Sisters orphaned in Alps massacre to be returned to their family
Two sisters orphaned when their parents and grandmother were shot dead in the French Alps are to be returned to their family after 10 months in foster care.
The High Court ruled that Zainab and Zeena al-Hilli should be permitted to live with their maternal aunt, uncle and cousin.
They will remain under police protection, as they have been since the killings last September, as there remains a risk that whoever carried out the “horrific” killings may try and harm the girls again, the judge noted.
Saad al-Hilli, 50, his wife Ikbal, 47, and the girls' grandmother Suhaila al-Allaf, 74, were all shot dead in the family’s BMW estate on a remote mountain road near Annecy.
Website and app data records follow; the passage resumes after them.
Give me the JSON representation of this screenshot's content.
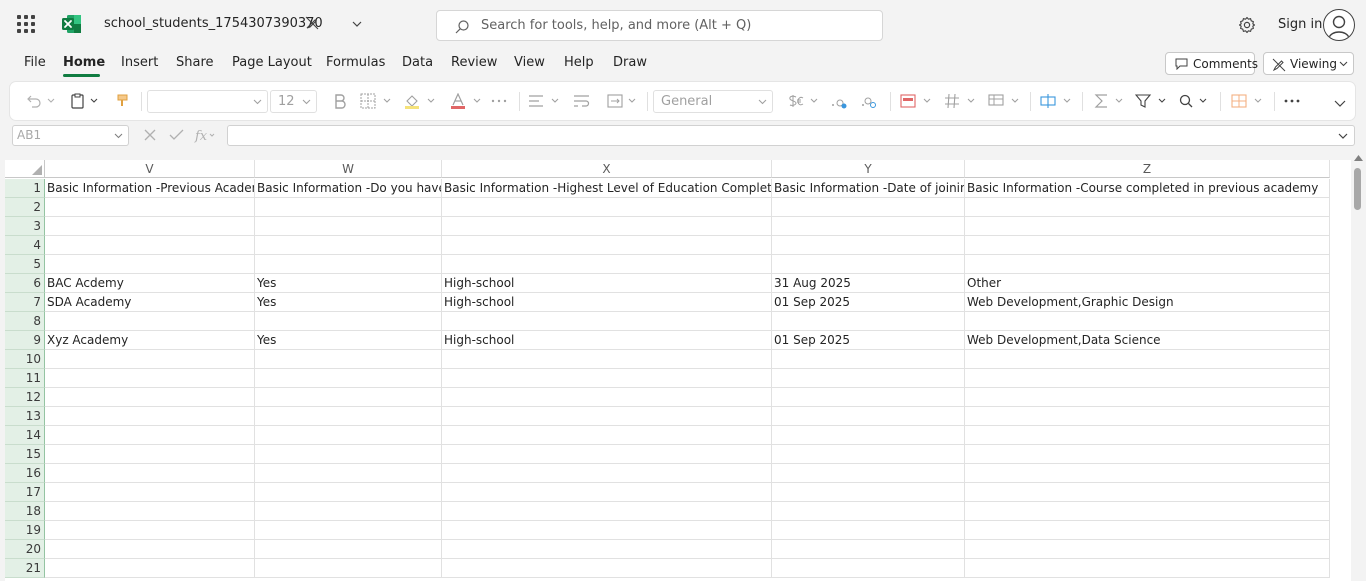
{
  "app": {
    "doc_title": "school_students_1754307390370",
    "search_placeholder": "Search for tools, help, and more (Alt + Q)",
    "signin_label": "Sign in",
    "brand_color": "#107c41"
  },
  "menu": {
    "tabs": [
      {
        "label": "File"
      },
      {
        "label": "Home"
      },
      {
        "label": "Insert"
      },
      {
        "label": "Share"
      },
      {
        "label": "Page Layout"
      },
      {
        "label": "Formulas"
      },
      {
        "label": "Data"
      },
      {
        "label": "Review"
      },
      {
        "label": "View"
      },
      {
        "label": "Help"
      },
      {
        "label": "Draw"
      }
    ],
    "active_tab": "Home",
    "comments_label": "Comments",
    "viewing_label": "Viewing"
  },
  "ribbon": {
    "font_name": "",
    "font_size": "12",
    "number_format": "General"
  },
  "formula_bar": {
    "name_box": "AB1",
    "formula": ""
  },
  "sheet": {
    "columns": [
      {
        "letter": "V"
      },
      {
        "letter": "W"
      },
      {
        "letter": "X"
      },
      {
        "letter": "Y"
      },
      {
        "letter": "Z"
      }
    ],
    "row_numbers": [
      "1",
      "2",
      "3",
      "4",
      "5",
      "6",
      "7",
      "8",
      "9",
      "10",
      "11",
      "12",
      "13",
      "14",
      "15",
      "16",
      "17",
      "18",
      "19",
      "20",
      "21"
    ],
    "rows": [
      [
        "Basic Information -Previous Academy",
        "Basic Information -Do you have a",
        "Basic Information -Highest Level of Education Completed",
        "Basic Information -Date of joining",
        "Basic Information -Course completed in previous academy"
      ],
      [
        "",
        "",
        "",
        "",
        ""
      ],
      [
        "",
        "",
        "",
        "",
        ""
      ],
      [
        "",
        "",
        "",
        "",
        ""
      ],
      [
        "",
        "",
        "",
        "",
        ""
      ],
      [
        "BAC Acdemy",
        "Yes",
        "High-school",
        "31 Aug 2025",
        "Other"
      ],
      [
        "SDA Academy",
        "Yes",
        "High-school",
        "01 Sep 2025",
        "Web Development,Graphic Design"
      ],
      [
        "",
        "",
        "",
        "",
        ""
      ],
      [
        "Xyz Academy",
        "Yes",
        "High-school",
        "01 Sep 2025",
        "Web Development,Data Science"
      ],
      [
        "",
        "",
        "",
        "",
        ""
      ],
      [
        "",
        "",
        "",
        "",
        ""
      ],
      [
        "",
        "",
        "",
        "",
        ""
      ],
      [
        "",
        "",
        "",
        "",
        ""
      ],
      [
        "",
        "",
        "",
        "",
        ""
      ],
      [
        "",
        "",
        "",
        "",
        ""
      ],
      [
        "",
        "",
        "",
        "",
        ""
      ],
      [
        "",
        "",
        "",
        "",
        ""
      ],
      [
        "",
        "",
        "",
        "",
        ""
      ],
      [
        "",
        "",
        "",
        "",
        ""
      ],
      [
        "",
        "",
        "",
        "",
        ""
      ],
      [
        "",
        "",
        "",
        "",
        ""
      ]
    ]
  }
}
Zeena, then four, hid beneath her mother's skirt where she was found several hours later and Zainab, then seven, was shot in the shoulder and "pistol whipped" but survived.
In a judgement, delivered in private last Friday, Mr Justice Baker said that the girls made it clear they wanted to live with their family, with “whom they have a warm and close relationship” and who are described as “thoughtful, patient and family-oriented”.
The have been attempting for months to get custody of the girls’, and the Mr Justice Baker said that he hoped returning them to their loved ones “may help them over time to come to terms with their tragic loss”.
Although concerns for their safety remain, police do not believe that they are such to preclude them from returning to their family, who cannot be identified for legal reasons.
Mr Justice Baker, in a public summary of his judgement, said that “for the time being at least” they will continue to receive armed protection.
He also praised that fact that despite the “unique pressures” in the case, their carers for the last 10 months had looked after them with “dedication and devotion”.
Journalists were allowed to attend the two day hearing at the High Court after an application by the Sunday Times.
Surrey Police had opposed the application, claiming that the presence of the media could jeopardise the girls' safety.